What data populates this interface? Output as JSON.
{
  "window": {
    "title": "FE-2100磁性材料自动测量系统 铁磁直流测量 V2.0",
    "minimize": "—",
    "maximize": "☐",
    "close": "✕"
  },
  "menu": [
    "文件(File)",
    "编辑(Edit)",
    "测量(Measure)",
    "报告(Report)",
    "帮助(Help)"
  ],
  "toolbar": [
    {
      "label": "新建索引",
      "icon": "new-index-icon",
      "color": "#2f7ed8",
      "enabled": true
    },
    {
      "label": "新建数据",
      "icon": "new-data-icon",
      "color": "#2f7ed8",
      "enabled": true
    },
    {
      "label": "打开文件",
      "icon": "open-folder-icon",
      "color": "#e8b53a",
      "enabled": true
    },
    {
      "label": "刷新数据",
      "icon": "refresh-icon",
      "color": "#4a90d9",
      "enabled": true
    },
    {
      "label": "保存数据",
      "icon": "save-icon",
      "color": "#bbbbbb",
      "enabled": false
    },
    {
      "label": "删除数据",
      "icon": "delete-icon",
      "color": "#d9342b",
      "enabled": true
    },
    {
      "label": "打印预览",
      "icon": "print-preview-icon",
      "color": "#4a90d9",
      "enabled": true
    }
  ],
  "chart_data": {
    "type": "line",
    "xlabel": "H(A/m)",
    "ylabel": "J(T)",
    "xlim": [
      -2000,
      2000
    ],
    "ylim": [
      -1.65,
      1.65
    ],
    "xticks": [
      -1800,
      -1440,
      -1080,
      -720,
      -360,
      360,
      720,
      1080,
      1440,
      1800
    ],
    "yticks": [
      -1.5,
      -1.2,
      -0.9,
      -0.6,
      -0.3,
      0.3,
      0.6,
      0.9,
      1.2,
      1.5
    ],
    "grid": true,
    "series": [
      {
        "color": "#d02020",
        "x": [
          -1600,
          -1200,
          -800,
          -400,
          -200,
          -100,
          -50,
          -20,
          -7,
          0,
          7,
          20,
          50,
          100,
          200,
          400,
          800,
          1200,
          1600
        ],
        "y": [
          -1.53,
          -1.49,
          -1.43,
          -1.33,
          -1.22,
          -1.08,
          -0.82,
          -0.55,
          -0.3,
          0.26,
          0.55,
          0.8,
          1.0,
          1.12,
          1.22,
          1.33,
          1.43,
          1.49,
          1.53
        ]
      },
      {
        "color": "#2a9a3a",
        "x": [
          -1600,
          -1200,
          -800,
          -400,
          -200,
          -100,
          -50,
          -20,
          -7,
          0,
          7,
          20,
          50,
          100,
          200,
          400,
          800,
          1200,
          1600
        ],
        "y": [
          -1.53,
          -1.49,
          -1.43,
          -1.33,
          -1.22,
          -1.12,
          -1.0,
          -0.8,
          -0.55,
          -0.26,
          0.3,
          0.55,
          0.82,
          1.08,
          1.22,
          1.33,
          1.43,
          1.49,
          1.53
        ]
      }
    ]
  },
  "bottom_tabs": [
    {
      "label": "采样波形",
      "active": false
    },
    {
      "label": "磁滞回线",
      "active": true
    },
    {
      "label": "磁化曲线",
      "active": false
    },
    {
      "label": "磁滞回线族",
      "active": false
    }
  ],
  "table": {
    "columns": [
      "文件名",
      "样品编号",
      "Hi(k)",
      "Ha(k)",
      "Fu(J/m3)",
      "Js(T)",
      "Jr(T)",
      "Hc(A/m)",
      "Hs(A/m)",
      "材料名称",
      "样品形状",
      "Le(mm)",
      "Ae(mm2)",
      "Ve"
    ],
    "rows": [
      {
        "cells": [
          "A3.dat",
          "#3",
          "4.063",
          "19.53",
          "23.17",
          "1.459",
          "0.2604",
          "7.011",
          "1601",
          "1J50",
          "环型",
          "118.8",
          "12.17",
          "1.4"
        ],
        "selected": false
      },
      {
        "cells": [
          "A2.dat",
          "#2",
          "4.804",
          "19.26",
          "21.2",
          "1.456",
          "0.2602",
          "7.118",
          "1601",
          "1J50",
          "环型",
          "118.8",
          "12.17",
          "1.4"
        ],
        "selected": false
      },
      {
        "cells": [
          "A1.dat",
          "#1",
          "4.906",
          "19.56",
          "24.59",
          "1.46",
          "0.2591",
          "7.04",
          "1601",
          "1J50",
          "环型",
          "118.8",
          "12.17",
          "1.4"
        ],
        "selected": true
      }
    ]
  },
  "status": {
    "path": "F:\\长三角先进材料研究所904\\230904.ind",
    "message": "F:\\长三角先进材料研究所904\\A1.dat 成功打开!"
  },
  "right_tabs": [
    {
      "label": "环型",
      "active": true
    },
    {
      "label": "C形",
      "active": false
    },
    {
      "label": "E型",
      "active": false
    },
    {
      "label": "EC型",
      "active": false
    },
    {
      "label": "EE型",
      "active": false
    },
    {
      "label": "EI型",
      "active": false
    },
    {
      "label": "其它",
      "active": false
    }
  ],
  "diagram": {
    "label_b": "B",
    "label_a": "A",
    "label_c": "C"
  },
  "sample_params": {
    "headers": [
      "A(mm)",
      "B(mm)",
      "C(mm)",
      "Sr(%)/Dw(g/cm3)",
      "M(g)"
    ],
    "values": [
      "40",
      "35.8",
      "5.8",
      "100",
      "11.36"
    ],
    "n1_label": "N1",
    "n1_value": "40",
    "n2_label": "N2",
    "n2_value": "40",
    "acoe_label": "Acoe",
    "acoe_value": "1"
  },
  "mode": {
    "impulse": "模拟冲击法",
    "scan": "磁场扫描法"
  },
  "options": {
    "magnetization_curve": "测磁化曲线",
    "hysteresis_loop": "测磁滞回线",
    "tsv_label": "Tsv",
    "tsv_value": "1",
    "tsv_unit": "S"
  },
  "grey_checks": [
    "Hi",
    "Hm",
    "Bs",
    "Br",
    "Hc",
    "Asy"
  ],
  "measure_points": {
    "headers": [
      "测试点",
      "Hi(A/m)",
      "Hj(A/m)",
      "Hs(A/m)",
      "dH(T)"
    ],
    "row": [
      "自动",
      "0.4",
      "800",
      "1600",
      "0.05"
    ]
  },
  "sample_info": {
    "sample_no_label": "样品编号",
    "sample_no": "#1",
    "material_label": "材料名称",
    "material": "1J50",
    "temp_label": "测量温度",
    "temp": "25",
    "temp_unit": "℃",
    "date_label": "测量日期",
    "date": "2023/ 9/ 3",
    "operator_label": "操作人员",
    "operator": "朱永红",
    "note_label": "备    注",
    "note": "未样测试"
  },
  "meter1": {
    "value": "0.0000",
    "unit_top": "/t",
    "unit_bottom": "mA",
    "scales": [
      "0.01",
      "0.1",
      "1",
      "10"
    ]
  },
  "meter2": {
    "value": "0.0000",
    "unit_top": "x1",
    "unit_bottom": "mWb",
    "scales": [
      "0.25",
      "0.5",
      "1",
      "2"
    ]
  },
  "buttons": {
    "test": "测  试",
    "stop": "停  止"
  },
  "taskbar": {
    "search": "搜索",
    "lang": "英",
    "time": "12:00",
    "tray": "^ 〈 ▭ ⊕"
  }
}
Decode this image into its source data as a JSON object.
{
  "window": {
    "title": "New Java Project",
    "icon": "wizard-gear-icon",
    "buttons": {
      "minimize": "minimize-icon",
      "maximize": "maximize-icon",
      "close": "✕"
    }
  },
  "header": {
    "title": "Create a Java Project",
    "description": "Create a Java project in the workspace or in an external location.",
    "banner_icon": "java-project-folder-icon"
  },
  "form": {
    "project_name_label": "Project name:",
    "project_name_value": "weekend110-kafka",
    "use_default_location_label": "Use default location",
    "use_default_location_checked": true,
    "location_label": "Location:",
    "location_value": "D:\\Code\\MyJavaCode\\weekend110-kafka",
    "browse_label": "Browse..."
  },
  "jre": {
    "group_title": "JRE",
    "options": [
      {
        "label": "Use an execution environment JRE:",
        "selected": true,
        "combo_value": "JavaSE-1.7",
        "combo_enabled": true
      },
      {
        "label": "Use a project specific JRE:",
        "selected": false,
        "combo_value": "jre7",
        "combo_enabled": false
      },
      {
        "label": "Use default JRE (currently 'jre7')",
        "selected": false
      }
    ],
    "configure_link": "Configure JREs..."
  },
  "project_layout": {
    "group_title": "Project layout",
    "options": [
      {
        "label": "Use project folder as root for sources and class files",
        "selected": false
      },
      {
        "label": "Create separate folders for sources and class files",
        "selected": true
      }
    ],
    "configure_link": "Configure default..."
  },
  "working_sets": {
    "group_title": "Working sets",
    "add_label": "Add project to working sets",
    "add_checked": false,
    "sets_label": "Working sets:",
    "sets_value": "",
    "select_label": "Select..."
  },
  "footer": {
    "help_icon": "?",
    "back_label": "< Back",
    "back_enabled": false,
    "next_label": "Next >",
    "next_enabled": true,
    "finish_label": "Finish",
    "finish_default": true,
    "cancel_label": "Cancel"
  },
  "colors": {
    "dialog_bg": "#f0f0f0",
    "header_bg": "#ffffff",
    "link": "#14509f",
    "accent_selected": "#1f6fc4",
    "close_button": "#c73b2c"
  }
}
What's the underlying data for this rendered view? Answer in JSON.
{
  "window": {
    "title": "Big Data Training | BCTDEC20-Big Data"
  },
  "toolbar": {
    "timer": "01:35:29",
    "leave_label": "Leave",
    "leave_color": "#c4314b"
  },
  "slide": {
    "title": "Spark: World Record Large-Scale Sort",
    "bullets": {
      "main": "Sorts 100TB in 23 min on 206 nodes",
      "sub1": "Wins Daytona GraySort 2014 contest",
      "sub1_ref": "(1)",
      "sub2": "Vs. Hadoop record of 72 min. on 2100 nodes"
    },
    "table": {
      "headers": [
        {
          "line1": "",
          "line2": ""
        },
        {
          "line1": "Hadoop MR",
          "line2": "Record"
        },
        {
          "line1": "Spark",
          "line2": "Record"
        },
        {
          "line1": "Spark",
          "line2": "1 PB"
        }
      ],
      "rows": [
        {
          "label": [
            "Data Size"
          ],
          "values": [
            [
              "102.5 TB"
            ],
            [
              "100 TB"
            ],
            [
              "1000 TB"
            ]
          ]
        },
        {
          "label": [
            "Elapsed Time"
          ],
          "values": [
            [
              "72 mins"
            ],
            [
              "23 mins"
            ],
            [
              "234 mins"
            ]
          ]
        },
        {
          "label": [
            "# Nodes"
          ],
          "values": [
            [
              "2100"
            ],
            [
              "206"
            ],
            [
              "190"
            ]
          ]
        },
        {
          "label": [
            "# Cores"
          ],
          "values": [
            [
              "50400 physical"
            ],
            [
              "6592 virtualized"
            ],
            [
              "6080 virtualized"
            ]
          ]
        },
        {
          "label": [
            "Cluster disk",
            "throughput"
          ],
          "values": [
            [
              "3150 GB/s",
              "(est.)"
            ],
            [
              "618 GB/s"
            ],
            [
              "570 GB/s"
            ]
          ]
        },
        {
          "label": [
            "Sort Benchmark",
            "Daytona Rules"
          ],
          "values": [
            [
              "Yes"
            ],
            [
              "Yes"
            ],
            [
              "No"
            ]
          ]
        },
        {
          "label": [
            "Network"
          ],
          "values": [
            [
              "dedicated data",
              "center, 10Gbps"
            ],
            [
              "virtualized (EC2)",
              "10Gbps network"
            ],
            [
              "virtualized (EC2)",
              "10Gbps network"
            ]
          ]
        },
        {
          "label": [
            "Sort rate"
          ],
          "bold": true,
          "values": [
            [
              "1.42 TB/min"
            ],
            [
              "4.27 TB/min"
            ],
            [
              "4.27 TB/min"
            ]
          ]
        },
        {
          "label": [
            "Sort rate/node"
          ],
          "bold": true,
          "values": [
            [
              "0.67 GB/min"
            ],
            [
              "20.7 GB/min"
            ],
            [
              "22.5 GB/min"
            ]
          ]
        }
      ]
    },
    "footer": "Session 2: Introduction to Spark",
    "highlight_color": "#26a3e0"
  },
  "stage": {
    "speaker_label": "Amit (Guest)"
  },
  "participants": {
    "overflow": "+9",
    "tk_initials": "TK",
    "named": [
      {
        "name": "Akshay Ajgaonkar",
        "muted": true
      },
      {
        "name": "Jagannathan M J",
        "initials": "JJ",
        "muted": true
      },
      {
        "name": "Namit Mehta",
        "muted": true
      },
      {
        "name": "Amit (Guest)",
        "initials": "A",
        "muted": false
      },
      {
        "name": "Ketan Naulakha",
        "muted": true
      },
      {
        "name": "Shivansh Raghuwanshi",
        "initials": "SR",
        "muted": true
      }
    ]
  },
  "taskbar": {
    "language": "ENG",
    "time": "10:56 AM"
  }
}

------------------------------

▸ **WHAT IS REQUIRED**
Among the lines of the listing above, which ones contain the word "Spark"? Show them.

▸ **RESULT**
    "title": "Spark: World Record Large-Scale Sort",
          "line1": "Spark",
          "line1": "Spark",
    "footer": "Session 2: Introduction to Spark",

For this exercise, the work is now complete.